▼

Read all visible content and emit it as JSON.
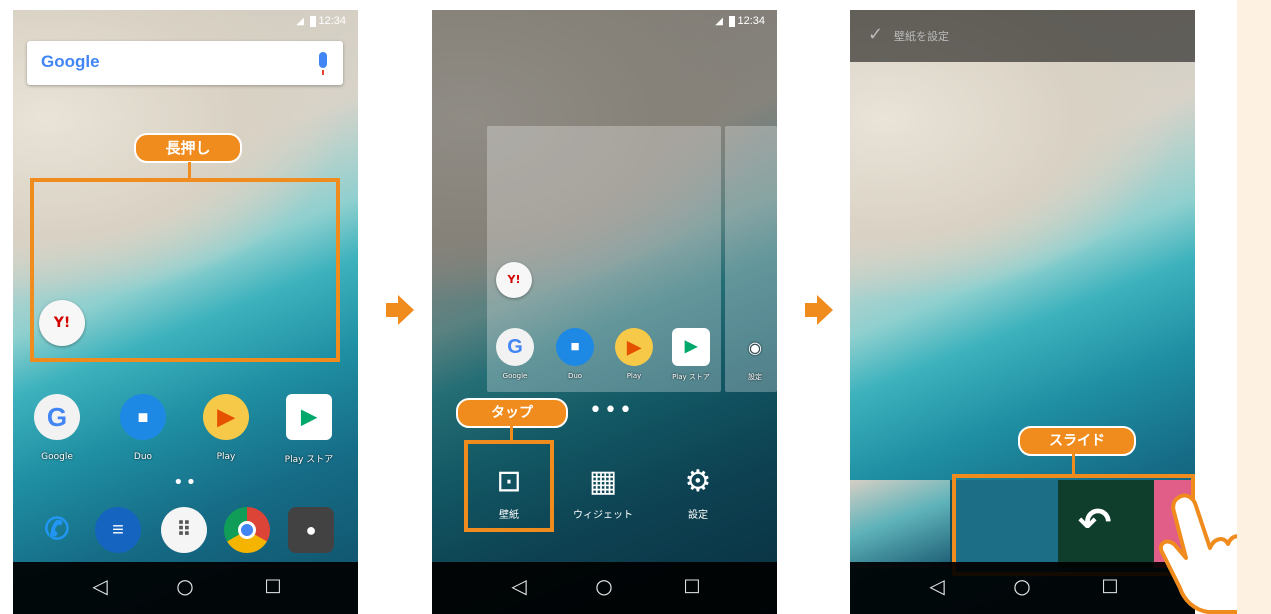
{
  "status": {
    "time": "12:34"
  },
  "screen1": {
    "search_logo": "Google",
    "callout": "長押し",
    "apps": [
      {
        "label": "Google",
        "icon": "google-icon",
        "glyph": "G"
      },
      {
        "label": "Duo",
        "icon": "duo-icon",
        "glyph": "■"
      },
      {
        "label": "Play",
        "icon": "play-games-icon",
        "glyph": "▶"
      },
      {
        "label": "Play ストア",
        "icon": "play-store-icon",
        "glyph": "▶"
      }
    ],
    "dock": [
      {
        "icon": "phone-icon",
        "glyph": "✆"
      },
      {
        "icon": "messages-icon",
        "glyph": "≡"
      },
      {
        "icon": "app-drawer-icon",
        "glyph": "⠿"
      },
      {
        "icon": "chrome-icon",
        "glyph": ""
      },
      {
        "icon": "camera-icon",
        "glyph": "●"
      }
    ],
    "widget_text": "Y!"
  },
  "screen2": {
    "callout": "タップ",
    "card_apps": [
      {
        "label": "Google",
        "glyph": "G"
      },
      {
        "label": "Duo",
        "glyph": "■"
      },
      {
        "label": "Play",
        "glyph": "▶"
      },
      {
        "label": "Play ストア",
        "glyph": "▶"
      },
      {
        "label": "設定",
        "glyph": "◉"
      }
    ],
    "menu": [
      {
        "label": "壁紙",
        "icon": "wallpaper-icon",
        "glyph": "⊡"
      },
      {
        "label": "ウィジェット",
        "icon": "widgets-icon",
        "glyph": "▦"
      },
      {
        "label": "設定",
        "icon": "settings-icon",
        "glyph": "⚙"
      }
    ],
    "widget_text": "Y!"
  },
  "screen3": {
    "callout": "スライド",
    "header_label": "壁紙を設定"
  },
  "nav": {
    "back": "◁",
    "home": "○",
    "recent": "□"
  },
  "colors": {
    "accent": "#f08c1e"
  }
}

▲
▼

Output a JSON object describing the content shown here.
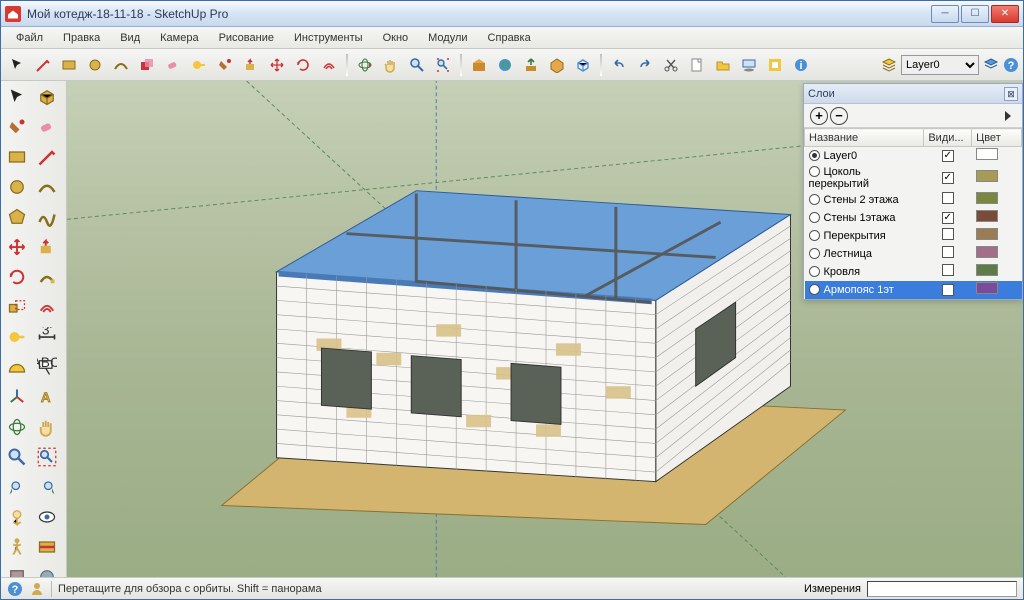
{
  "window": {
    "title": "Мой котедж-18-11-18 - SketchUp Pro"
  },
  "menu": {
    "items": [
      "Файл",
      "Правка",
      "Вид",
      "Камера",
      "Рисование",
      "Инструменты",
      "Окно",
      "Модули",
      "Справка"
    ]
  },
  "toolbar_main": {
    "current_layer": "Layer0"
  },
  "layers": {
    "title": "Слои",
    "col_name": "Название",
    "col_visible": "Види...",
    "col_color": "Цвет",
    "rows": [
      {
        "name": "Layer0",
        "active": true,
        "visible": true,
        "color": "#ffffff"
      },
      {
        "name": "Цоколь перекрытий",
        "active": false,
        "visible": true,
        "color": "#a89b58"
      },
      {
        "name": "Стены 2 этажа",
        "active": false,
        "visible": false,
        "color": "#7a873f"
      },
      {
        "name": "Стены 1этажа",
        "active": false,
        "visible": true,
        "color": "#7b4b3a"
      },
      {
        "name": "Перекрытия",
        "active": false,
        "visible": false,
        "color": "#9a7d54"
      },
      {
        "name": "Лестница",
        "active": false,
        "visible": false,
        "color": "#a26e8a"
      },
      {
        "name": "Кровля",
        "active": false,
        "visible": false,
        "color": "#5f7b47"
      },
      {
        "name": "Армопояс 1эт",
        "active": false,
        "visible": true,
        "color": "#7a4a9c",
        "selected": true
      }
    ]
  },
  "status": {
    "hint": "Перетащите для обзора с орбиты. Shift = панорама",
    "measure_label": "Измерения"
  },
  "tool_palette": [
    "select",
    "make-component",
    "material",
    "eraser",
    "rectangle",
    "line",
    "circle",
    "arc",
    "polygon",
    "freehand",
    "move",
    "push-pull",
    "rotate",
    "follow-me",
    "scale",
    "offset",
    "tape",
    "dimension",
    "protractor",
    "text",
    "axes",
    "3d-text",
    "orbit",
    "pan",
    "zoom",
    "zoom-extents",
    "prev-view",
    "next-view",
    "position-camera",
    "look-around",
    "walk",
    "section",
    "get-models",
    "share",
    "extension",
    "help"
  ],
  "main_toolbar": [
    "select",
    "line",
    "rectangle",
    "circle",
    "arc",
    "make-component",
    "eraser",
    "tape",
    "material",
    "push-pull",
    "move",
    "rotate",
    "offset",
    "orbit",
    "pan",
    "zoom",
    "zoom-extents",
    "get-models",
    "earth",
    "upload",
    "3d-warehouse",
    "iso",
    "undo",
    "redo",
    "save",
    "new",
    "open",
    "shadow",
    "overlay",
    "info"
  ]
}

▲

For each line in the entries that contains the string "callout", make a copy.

_Result for this task_
    "callout": "長押し",
    "callout": "タップ",
    "callout": "スライド",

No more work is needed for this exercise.